These meetings with public officials were extremely informative for the CAMY Fund. I came away from the meetings optimistic about the opportunities that this new government presents and with clear ideas on how to target our grantmaking in order to have the most impact.
Following these meetings, we headed to the municipality of Carrillo Puerto to observe a training with members of the Quintana Roo Network for Youth Sexual and Reproductive Rights. The Network was formed in late-2016 as a result of Elige’s convening work in the state. Since then, they have organized a series of trainings to strengthen members’ knowledge and skills in anticipation of a joint advocacy plan in 2017.
Thirteen organizations from all over the state attended the training which was dedicated to conceptual elements of advocacy and communication strategies. Being present for the workshop allowed me to get to know individual organizations and also observe the network’s dynamic as a whole. I was also able to identify talented leaders representing organizations new to the CAMY Fund.

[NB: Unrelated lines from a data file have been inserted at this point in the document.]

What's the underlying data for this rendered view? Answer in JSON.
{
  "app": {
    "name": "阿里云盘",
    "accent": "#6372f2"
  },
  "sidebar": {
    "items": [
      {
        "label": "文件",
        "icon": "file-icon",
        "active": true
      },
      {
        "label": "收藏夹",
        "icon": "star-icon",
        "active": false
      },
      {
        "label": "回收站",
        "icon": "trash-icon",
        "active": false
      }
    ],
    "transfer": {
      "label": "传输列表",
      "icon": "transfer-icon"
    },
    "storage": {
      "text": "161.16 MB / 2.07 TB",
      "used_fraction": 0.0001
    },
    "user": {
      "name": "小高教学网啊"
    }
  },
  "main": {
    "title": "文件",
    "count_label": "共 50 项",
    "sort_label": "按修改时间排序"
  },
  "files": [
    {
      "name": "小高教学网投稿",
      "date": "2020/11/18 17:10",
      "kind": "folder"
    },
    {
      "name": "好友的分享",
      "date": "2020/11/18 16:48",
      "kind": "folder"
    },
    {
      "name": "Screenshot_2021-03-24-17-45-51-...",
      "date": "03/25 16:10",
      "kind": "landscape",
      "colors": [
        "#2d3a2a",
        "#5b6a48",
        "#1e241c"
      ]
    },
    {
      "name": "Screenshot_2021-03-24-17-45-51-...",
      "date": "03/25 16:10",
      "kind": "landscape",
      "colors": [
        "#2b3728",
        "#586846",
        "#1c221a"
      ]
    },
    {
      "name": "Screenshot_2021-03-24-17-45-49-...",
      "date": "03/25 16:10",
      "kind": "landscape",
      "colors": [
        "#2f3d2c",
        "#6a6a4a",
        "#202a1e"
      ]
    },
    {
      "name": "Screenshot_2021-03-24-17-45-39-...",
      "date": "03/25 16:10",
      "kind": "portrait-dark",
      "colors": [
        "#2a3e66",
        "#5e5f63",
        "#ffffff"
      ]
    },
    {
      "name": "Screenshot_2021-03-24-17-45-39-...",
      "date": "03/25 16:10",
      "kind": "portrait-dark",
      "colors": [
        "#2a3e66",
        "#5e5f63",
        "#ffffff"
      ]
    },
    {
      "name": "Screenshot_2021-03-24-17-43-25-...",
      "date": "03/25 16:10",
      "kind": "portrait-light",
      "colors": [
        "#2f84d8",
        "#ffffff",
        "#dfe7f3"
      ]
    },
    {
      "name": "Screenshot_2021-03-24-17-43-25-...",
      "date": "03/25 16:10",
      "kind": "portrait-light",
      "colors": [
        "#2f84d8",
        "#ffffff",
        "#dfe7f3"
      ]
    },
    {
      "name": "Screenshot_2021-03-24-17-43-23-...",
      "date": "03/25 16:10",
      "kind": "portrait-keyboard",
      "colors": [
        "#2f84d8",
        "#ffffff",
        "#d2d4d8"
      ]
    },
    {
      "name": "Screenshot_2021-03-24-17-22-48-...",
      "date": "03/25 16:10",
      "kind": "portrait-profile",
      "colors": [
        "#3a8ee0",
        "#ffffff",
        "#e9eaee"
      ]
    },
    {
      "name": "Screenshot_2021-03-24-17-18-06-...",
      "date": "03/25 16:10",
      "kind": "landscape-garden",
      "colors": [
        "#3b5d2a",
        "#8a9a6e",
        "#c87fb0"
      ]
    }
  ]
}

I left this trip excited about the work of our grantee partner in Quintana Roo, and hopeful about the potential for institutional changes in the state. As a grantmaker, I feel empowered by the relationships I strengthened and information I collected, all of which will inform our strategy moving forward.